Meltdown of the Week:
Progressing elegantly from Shaky Hands to avian genocide to the 19th nervous breakdown that probably inspired the Rolling Stones, Betty Draper went full-on Howard Beale at Don Draper, after practising on a chair.
Sadly the very entertaining crazy was handled by January Jones, an actress who still fails to convince us she can pull this kind of thing off.
It was especially frustrating as she did raise her game with her best opportunities yet, but was still blasted off the screen by show-best work from Elizabeth Moss and her life of empty “success”, and Christina Hendricks, whose hypocritical embrace of career progression contrasted with Peggy’s ennui. The scene with her dealing with the loss of that newly discovered world of responsibility and achievement should be her award clip next year.

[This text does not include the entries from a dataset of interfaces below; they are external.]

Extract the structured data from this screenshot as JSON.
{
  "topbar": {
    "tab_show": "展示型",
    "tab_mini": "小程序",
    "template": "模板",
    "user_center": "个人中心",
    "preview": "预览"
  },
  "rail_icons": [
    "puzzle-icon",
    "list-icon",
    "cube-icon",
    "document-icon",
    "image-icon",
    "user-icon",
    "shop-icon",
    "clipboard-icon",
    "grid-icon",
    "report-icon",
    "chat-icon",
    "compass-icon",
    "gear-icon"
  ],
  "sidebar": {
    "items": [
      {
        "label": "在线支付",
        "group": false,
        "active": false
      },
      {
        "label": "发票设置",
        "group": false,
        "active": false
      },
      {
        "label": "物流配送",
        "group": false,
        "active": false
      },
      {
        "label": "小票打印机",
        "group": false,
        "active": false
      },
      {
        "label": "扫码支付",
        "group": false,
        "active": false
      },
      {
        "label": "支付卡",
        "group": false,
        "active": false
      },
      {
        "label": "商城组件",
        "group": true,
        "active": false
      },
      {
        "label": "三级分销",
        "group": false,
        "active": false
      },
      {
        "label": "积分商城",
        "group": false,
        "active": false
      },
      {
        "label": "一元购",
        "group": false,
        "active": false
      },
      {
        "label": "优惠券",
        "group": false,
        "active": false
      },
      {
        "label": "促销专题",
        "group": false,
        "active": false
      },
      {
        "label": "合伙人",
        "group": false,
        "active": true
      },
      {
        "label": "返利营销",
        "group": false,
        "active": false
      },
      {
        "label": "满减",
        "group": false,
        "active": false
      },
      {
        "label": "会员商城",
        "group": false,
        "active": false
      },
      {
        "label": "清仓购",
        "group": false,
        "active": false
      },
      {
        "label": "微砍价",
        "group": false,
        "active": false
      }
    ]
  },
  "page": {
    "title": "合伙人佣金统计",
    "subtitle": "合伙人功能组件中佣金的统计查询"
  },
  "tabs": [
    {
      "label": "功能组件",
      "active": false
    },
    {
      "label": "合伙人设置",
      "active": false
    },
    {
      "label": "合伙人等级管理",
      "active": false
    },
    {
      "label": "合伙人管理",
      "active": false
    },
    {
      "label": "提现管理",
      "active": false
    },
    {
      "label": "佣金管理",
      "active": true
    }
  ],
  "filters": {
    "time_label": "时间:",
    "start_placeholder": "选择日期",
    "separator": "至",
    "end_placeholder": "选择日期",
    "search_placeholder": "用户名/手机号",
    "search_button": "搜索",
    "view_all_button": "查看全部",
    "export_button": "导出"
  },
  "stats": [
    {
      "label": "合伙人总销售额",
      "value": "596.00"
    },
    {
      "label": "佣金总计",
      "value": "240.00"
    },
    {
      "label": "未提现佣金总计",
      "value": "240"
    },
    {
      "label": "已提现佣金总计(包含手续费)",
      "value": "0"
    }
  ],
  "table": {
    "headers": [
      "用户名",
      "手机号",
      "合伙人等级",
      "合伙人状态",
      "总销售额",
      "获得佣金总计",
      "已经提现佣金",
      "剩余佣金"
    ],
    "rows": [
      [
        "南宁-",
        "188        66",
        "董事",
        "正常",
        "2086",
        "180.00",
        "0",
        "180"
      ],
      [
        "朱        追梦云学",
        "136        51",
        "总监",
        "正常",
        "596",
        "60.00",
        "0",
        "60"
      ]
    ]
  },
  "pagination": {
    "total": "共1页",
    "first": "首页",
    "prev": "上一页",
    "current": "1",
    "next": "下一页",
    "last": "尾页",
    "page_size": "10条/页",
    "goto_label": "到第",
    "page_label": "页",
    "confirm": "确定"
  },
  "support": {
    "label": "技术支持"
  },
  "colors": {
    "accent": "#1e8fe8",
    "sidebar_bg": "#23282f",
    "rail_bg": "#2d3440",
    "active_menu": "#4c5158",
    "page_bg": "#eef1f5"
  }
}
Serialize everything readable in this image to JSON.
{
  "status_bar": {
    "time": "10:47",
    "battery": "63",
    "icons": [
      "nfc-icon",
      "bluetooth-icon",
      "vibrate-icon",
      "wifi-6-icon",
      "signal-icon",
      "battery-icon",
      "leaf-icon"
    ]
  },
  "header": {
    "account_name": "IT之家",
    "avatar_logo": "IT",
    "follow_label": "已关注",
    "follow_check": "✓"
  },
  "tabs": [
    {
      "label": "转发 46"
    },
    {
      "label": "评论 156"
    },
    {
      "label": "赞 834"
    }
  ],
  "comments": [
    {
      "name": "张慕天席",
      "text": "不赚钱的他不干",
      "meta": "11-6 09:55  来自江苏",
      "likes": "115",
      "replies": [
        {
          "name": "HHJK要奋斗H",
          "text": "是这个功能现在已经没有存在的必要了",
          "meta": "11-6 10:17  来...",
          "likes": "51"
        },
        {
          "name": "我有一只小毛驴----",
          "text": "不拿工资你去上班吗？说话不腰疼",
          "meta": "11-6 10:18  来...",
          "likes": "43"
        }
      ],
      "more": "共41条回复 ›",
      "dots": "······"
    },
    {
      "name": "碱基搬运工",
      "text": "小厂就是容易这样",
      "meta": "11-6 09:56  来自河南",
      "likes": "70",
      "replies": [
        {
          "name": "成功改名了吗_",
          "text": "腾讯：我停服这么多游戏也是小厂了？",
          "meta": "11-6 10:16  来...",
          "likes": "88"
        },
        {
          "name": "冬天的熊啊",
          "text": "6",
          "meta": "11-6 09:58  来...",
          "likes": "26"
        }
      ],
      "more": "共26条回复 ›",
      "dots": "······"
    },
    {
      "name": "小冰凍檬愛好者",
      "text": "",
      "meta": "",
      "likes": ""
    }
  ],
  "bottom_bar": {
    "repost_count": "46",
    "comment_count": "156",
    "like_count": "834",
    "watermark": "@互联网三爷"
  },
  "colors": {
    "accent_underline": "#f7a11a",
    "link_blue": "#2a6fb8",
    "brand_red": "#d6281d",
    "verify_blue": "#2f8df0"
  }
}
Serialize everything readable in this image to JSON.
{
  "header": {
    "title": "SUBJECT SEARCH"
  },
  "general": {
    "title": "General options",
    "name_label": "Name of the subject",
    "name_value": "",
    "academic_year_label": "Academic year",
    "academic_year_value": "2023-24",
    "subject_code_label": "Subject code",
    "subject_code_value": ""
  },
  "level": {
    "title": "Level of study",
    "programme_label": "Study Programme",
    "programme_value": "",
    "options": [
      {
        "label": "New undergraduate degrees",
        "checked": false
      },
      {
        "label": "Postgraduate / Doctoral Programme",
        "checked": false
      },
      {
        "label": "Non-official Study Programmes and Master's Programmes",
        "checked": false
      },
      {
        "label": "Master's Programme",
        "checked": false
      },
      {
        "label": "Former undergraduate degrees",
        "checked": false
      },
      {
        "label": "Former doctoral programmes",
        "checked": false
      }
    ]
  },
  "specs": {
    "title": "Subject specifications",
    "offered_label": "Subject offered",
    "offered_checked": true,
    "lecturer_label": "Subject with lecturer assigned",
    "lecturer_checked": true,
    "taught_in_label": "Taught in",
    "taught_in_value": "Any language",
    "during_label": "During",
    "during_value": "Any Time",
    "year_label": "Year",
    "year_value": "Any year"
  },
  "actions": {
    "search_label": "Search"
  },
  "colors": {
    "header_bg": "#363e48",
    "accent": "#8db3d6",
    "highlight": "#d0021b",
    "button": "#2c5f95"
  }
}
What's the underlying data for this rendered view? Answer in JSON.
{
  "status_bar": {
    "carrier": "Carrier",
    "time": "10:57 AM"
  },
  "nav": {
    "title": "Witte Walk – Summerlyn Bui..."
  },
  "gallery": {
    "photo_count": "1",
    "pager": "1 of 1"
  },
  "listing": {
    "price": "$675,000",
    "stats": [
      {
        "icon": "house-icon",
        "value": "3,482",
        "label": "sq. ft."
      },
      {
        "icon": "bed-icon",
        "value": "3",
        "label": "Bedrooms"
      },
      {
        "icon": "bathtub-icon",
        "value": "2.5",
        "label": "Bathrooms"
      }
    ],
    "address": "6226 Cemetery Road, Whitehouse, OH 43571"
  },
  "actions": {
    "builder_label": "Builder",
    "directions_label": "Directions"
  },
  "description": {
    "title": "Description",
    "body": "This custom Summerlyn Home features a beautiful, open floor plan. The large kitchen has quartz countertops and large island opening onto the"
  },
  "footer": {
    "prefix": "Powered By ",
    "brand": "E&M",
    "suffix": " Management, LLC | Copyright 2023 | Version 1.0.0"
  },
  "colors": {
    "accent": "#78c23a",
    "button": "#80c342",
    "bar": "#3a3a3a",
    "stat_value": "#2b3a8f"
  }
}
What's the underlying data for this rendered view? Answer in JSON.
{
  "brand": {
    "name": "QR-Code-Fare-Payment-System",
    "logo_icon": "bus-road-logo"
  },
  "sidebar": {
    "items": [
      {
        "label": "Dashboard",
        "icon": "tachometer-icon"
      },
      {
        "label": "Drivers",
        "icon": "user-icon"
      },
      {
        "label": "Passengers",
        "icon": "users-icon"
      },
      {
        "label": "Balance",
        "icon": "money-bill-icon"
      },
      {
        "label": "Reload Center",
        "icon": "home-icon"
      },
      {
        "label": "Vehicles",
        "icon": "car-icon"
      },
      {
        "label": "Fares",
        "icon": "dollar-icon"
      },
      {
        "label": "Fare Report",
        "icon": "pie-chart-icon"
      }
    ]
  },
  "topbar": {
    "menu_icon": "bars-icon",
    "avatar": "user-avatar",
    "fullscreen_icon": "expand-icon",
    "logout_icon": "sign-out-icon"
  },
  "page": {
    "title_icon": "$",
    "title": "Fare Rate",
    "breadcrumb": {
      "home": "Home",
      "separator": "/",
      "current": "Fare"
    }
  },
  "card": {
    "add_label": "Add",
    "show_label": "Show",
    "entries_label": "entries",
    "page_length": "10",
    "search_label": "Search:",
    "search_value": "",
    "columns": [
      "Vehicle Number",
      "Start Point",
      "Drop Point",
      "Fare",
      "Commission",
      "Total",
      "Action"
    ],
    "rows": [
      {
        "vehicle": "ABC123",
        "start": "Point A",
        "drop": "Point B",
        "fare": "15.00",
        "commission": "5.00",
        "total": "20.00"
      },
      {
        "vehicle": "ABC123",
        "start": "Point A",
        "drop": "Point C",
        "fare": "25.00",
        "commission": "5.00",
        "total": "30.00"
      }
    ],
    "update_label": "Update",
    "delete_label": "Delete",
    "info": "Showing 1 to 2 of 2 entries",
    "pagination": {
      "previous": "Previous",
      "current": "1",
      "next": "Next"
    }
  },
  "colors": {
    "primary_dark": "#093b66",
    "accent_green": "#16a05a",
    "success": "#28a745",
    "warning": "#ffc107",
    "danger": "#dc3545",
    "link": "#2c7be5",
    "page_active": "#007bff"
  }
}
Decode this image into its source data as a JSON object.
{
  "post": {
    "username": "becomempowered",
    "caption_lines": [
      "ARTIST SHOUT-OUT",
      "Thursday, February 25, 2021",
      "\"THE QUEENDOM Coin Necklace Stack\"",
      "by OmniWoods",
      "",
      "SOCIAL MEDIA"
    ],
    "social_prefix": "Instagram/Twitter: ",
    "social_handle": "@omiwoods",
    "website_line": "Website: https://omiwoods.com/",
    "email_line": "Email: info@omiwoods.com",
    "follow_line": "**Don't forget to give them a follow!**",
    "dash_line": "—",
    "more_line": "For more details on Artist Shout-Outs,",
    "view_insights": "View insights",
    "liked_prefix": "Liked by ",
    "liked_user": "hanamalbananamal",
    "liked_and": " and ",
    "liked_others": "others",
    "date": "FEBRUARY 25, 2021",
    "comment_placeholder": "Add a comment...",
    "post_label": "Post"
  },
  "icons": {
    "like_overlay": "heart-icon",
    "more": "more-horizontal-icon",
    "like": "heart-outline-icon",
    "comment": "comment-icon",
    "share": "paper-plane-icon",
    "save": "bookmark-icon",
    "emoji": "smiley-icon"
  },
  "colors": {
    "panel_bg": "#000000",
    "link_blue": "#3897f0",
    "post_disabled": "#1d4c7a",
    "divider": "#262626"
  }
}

Though it didn’t feature raggedy hair and obsessive suit-sniffing. Score one for Jones.
Pleasing Visual of the Week:
As mentioned many times in the past, we love dragons, and for all its faults, at least Merlin features a dragon.
As voiced by John Hurt, and obviouslty hamstrung by budget, it’s still better than some, but not as good as Vermithrax Pejorative. We’re still
impatiently waiting to see Temeraire on the big screen for a definitive dragon, PETER JACKSON!!!
Intensity of the Week:
Lance “Intensity” Reddick!
Yes, I’m going to bang this into the ground just like I did with Ray Wise and his awesome grin. Je ne regrette rien.
Biggest Shock of the Week:
There I am trying to relax with Merlin on iPlayer, and what happens?
Eve Myles aka Gwen from the hated Torchwood!?!?! No one warned me! I was taken utterly aback. Just to make things worse, a few seconds later there were two Gwens, as an evil old crone uses magic to impersonate her. Surely this is madness!
To be honest, without her usual Gwen-style histrionics, Eve Myles gave a fair performance, merely being a bit sinister at times while presenting a friendly face the rest of the time, all to get closer to Arthur so that she can kill him. I was almost disappointed, but thankfully, at the end we get to see her badly lip-synching to some Gaelic song in front of Uther and his courtiers, as well as waggling her arms in an approximation of a dance. The tears, they flowed down my face.
She even gets to go batshit murderous with a knife. Oh how I’ve missed her expressive face!
It’s a shame she gets murderlised by Merlin using his own magic to crash something on her head, as weekly appearances by her would definitely keep me tuning in, but still, this little reminder of her peculiar talents was enough to make my day.
So, some underperforming new shows, a returning show that fails to live up to the previous episode, and some top 60s events to make up for all that. Brian Michael Bendoom, what did you think of this week in TV?
I can’t argue with that.